Indeed, like one's child, the publication has occupied my attention late at night, prompting me to think about how a certain feature or issue will be received. Other times, the magazine has made me kvell like a proud mama when a story has resonated with readers or spotlighted an important issue in the community.
Last fall, I put my first child on hold (something we can do only with a figurative child) and gave birth to an actual baby. Thanks to our incredible JUF News family, interim editors Christine and Linda, and the rest of the team--Brent, Lindsey, Marie, Mary, Michelle, and Paul--for taking such good care of our baby while I was on leave.

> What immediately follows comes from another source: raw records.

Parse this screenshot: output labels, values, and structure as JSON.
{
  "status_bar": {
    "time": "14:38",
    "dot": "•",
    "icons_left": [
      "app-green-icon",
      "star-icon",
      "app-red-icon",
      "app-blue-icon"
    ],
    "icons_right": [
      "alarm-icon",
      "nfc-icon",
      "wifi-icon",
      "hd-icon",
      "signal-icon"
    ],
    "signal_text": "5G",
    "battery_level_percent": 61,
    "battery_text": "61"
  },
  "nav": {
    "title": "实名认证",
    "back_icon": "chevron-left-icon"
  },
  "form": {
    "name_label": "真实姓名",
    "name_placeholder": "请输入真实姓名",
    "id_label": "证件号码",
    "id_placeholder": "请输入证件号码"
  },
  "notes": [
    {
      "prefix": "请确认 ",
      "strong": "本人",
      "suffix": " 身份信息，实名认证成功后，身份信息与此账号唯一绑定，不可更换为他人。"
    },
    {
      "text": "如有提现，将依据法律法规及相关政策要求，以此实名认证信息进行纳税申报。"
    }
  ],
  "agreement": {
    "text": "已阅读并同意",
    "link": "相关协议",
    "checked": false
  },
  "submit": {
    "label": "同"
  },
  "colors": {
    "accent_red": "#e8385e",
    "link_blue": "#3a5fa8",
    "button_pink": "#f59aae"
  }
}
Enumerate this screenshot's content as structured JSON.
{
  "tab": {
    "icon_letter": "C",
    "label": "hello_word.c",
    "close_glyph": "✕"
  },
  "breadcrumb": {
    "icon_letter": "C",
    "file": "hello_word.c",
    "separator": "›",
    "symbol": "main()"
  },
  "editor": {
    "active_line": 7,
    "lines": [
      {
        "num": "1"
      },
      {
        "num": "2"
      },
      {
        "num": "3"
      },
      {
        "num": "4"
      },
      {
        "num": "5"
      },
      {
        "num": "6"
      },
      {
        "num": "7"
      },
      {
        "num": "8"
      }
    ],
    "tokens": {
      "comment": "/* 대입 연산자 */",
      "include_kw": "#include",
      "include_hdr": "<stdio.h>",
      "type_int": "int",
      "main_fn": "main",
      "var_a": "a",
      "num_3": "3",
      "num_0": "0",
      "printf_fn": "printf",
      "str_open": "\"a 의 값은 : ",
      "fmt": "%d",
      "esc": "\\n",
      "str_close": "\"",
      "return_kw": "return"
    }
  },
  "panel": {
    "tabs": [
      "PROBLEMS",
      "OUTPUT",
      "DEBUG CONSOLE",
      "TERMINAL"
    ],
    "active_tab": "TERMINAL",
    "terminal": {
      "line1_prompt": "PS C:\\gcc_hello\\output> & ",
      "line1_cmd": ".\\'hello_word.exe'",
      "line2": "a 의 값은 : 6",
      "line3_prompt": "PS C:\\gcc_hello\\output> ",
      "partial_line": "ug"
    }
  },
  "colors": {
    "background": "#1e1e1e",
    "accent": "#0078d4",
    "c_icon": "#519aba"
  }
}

So now, my husband and have a new baby, this one cuddly with a little button nose, whose tiny laugh makes my whole day bright, and who delights when I sing her the "ABCs" and the Israeli song for peace " Od Yavo Shalom Aleinu."
Now that my maternity leave has ended and I've gone back to working outside the home, I'm figuring out how to tend to both of my babies, blending the two into a new normal.
Like many of you, I now understand the daily marathon of getting a child (or multiple children!) up, fed, and changed, and racing to drop them off at childcare or school before commuting to work to "start" the day. I now recognize that perpetual tug between family, work, and other obligations--that desire to be perfect both professionally and at home.
What I'm discovering is that perfection isn't possible anywhere, let alone everywhere. Instead of perfection, then, I'm striving for balance. Whether you're a parent or not, we all have complicated, multifaceted pieces of our identity that need to work in sync.
Judaism has a lot to say about finding balance. The most rudimentary Hebrew word, "shalom," means peace. But the word also translates as harmony, wholeness, and completeness. We can all find more shalom in our lives if we can balance all the parts of who we are, imperfectly, in and outside the home.
I believe my new moniker--Mommy--fortifies me at work and, likewise, my professional life bolsters me at home. There's so much I can't wait to teach my baby girl, but one of the most important life skills I hope to pass along to her is balance, finding harmony between the many roles she someday will embrace.